Advertising has played a major role in making the internet open and accessible to all. But in order for ads to continue to earn that role, ad technology must evolve for a privacy-first world. Ads should work for everyone — publishers, advertisers, and most importantly, consumers. That's why Google has gone further on our commitment to advance user privacy, announcing that once third-party cookies are phased out, we will not build alternate identifiers to track individuals as they browse across the web, nor use them in our products.
“We’ve always believed that a privacy-first approach to advertising is critical to the success and sustainability of the industry.”
-Luis Di Como, Executive Vice President of Global Media at Unilever
“People shouldn’t have to accept being tracked across the web in order to get the benefits of relevant advertising. And advertisers don't need to track individual consumers across the web to get the performance benefits of digital advertising,” wrote David Temkin, Director of Product Management at Google, in the announcement.
Advances in aggregation, anonymisation, on-device processing, and other privacy-preserving technologies show a clear path away from individual identifiers.
For example, instead of ascribing interests to unique users, we now have the ability to hide individuals in large crowds of people with common interests, while still showing them relevant and useful ads.
“We’ve always believed that a privacy-first approach to advertising is critical to the success and sustainability of the industry,” said Luis Di Como, Executive Vice President of Global Media at Unilever. “This latest commitment by Google is a step in the right direction to help future-proof the free and open web.”
We have long since recognised and advocated for the importance of first-party data, and it’ll become even more vital in a privacy-first world.
-Aude Gandon, Global Chief Marketing Officer at Nestlé

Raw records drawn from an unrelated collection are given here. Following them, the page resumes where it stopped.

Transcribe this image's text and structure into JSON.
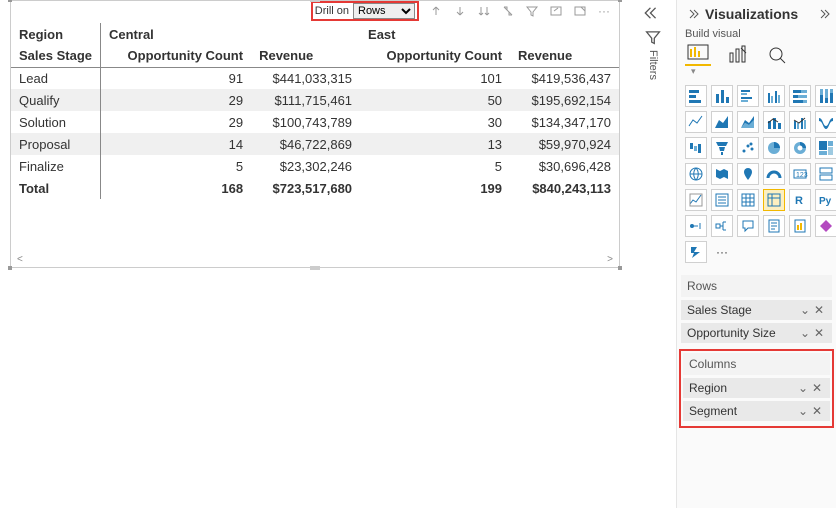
{
  "toolbar": {
    "drill_label": "Drill on",
    "drill_option": "Rows"
  },
  "matrix": {
    "row_header1": "Region",
    "row_header2": "Sales Stage",
    "col1": "Central",
    "col2": "East",
    "metric1": "Opportunity Count",
    "metric2": "Revenue",
    "rows": [
      {
        "stage": "Lead",
        "c1": "91",
        "r1": "$441,033,315",
        "c2": "101",
        "r2": "$419,536,437"
      },
      {
        "stage": "Qualify",
        "c1": "29",
        "r1": "$111,715,461",
        "c2": "50",
        "r2": "$195,692,154"
      },
      {
        "stage": "Solution",
        "c1": "29",
        "r1": "$100,743,789",
        "c2": "30",
        "r2": "$134,347,170"
      },
      {
        "stage": "Proposal",
        "c1": "14",
        "r1": "$46,722,869",
        "c2": "13",
        "r2": "$59,970,924"
      },
      {
        "stage": "Finalize",
        "c1": "5",
        "r1": "$23,302,246",
        "c2": "5",
        "r2": "$30,696,428"
      }
    ],
    "total": {
      "label": "Total",
      "c1": "168",
      "r1": "$723,517,680",
      "c2": "199",
      "r2": "$840,243,113"
    }
  },
  "filters": {
    "label": "Filters"
  },
  "pane": {
    "title": "Visualizations",
    "sub": "Build visual",
    "rows_label": "Rows",
    "rows_items": [
      "Sales Stage",
      "Opportunity Size"
    ],
    "cols_label": "Columns",
    "cols_items": [
      "Region",
      "Segment"
    ],
    "more": "···"
  },
  "viz_icons": [
    "stacked-bar",
    "stacked-column",
    "clustered-bar",
    "clustered-column",
    "hundred-bar",
    "hundred-column",
    "line",
    "area",
    "stacked-area",
    "line-stacked",
    "line-clustered",
    "ribbon",
    "waterfall",
    "funnel",
    "scatter",
    "pie",
    "donut",
    "treemap",
    "map",
    "filled-map",
    "azure-map",
    "gauge",
    "card",
    "multi-card",
    "kpi",
    "slicer",
    "table",
    "matrix",
    "r-visual",
    "python-visual",
    "key-influencers",
    "decomposition",
    "qna",
    "narrative",
    "paginated",
    "powerapps",
    "powerautomate",
    "empty",
    "more-visuals"
  ]
}
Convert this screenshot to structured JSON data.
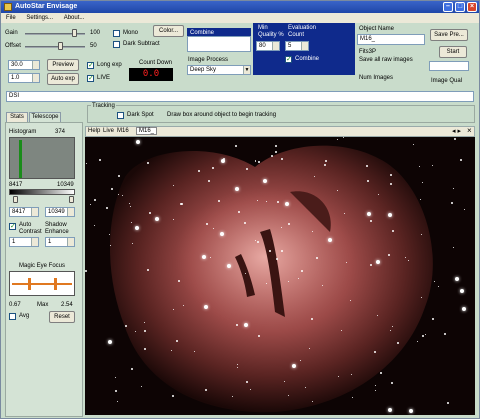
{
  "window": {
    "title": "AutoStar Envisage"
  },
  "menu": [
    "File",
    "Settings...",
    "About..."
  ],
  "controls": {
    "gain_label": "Gain",
    "gain_max": "100",
    "offset_label": "Offset",
    "offset_max": "50",
    "gain_level": 0.85,
    "offset_level": 0.6,
    "exposure_value": "30.0",
    "binning_value": "1.0",
    "preview_label": "Preview",
    "autoexp_label": "Auto exp",
    "mono_label": "Mono",
    "dark_subtract_label": "Dark Subtract",
    "long_exp_label": "Long exp",
    "live_label": "LIVE",
    "count_down_label": "Count Down",
    "count_down_value": "0.0",
    "color_button": "Color...",
    "combine_label": "Combine",
    "image_process_label": "Image Process",
    "image_process_value": "Deep Sky",
    "min_quality_label": "Min Quality %",
    "min_quality_value": "80",
    "evaluation_count_label": "Evaluation Count",
    "evaluation_count_value": "5",
    "combine_check_label": "Combine",
    "object_name_label": "Object Name",
    "object_name_value": "M16_",
    "save_prefix_label": "Save Pre...",
    "start_label": "Start",
    "fits_label": "Fits3P",
    "save_all_label": "Save all raw images",
    "num_images_label": "Num Images",
    "image_qual_label": "Image Qual",
    "dsi_label": "DSI",
    "tracking_label": "Tracking",
    "dark_spot_label": "Dark Spot",
    "tracking_hint": "Draw box around object to begin tracking"
  },
  "left_panel": {
    "tabs": [
      "Stats",
      "Telescope"
    ],
    "histogram_label": "Histogram",
    "histogram_value": "374",
    "hist_min": "8417",
    "hist_max": "10349",
    "low_value": "8417",
    "high_value": "10349",
    "auto_contrast_label": "Auto Contrast",
    "shadow_enhance_label": "Shadow Enhance",
    "contrast_value": "1",
    "shadow_value": "1",
    "magic_eye_label": "Magic Eye Focus",
    "focus_current": "0.67",
    "focus_max_label": "Max",
    "focus_max": "2.54",
    "avg_label": "Avg",
    "reset_label": "Reset"
  },
  "image_tabs": [
    "Help",
    "Live",
    "M16",
    "M16_"
  ],
  "colors": {
    "title_bar": "#2a55c0",
    "panel_blue": "#0f2a8c",
    "app_bg": "#c9dccb",
    "countdown_red": "#ff2020"
  }
}
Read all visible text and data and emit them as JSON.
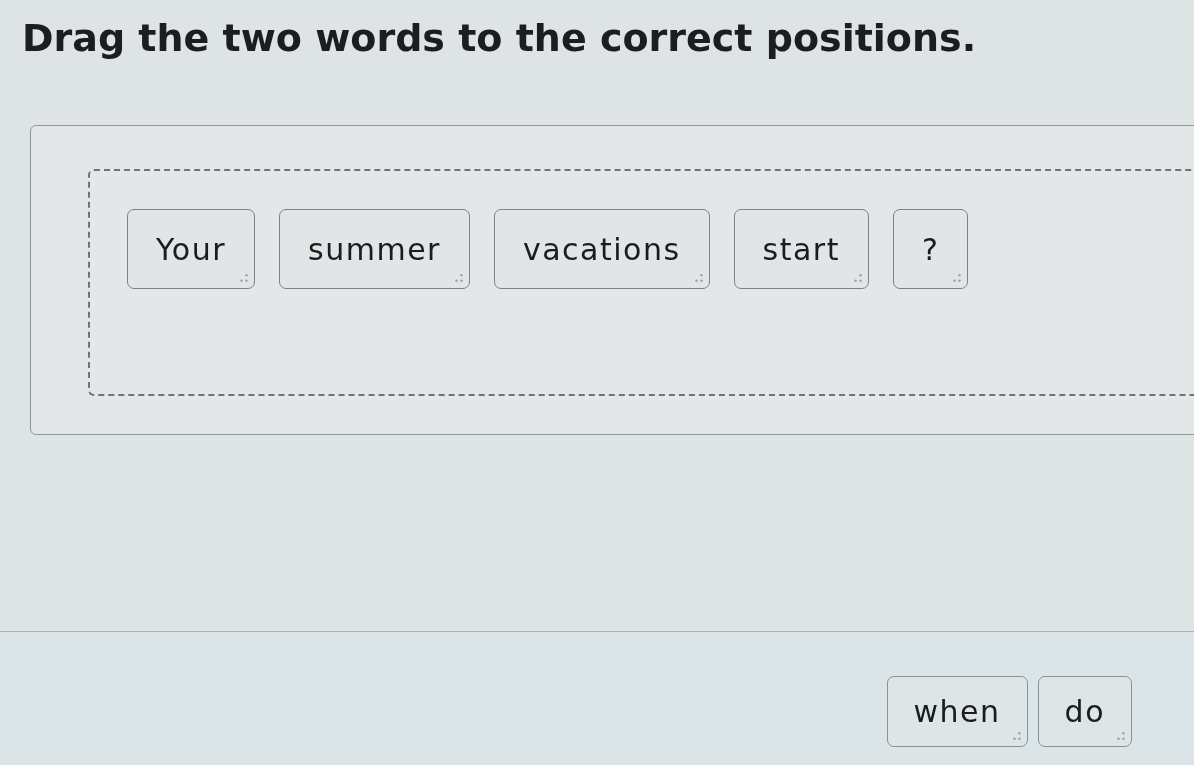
{
  "instruction": "Drag the two words to the correct positions.",
  "answer_area": {
    "tiles": [
      {
        "text": "Your"
      },
      {
        "text": "summer"
      },
      {
        "text": "vacations"
      },
      {
        "text": "start"
      },
      {
        "text": "?"
      }
    ]
  },
  "word_bank": {
    "tiles": [
      {
        "text": "when"
      },
      {
        "text": "do"
      }
    ]
  }
}
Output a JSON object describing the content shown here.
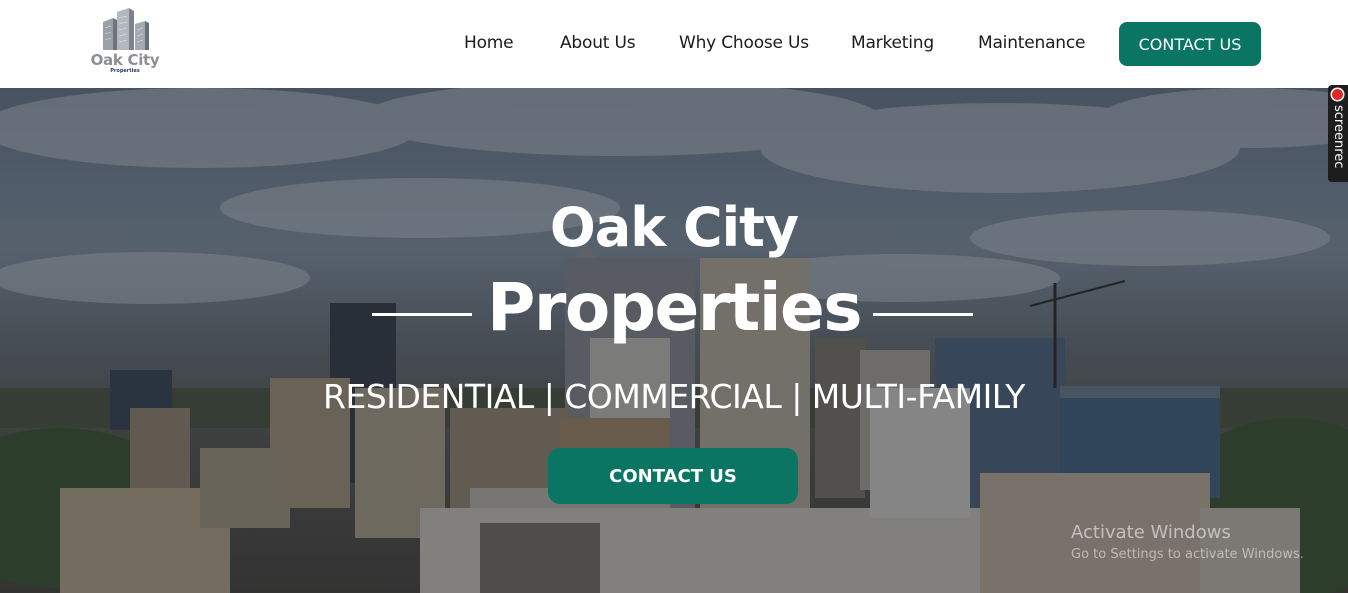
{
  "header": {
    "logo": {
      "name": "Oak City",
      "subtitle": "Properties",
      "icon": "buildings-logo-icon"
    },
    "nav": [
      {
        "label": "Home"
      },
      {
        "label": "About Us"
      },
      {
        "label": "Why Choose Us"
      },
      {
        "label": "Marketing"
      },
      {
        "label": "Maintenance"
      }
    ],
    "cta_label": "CONTACT US"
  },
  "hero": {
    "title_line1": "Oak City",
    "title_line2": "Properties",
    "subtitle": "RESIDENTIAL | COMMERCIAL | MULTI-FAMILY",
    "cta_label": "CONTACT US"
  },
  "overlay_widgets": {
    "screenrec_label": "screenrec",
    "activate_windows_title": "Activate Windows",
    "activate_windows_sub": "Go to Settings to activate Windows."
  },
  "colors": {
    "accent": "#0b7564",
    "nav_text": "#1b1b1b",
    "hero_text": "#ffffff"
  }
}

Developing strong relationships with customers has always been critical to building a successful business, and this becomes even more important when it comes to preserving their trust. “We welcome this announcement from Google. We have long since recognised and advocated for the importance of first-party data, and it’ll become even more vital in a privacy-first world,” said Aude Gandon, Global Chief Marketing Officer at Nestlé.
Google will continue to support first-party relationships on our ad platforms for partners, allowing them to connect directly with their own customers. And we’ll deepen our support for solutions that build on these direct relationships.
We see this as a necessary and total restart of digital advertising which will offer a more meaningful and engaging experience with a brand throughout the customer journey.
-John Lee, President of Merkury and Chief Product and Data Officer at Merkle
“Both marketers and consumers want better targeted ads and greater privacy protection,” said John Lee, President of Merkury and Chief Product and Data Officer at Merkle. “As the industry pivots toward first-party data, we see this as a necessary and total restart of digital advertising which will offer a more meaningful and engaging experience with a brand throughout the customer journey.”
Once third-party cookies are phased out, other ad tech providers may offer a level of user identity for ad tracking across the web that Google will not, such as PII graphs based on people’s email addresses. We don’t believe these solutions will meet rising consumer expectations for data privacy or meet fast-evolving regulatory restrictions, which is why we don’t believe they are sustainable, long-term investments. Instead, our web products will be powered by privacy-preserving APIs, which prevent tracking of individuals across the web while still delivering results for advertisers and publishers. Today’s announcement is about ensuring we do not recreate the challenges of the past as we build for the future.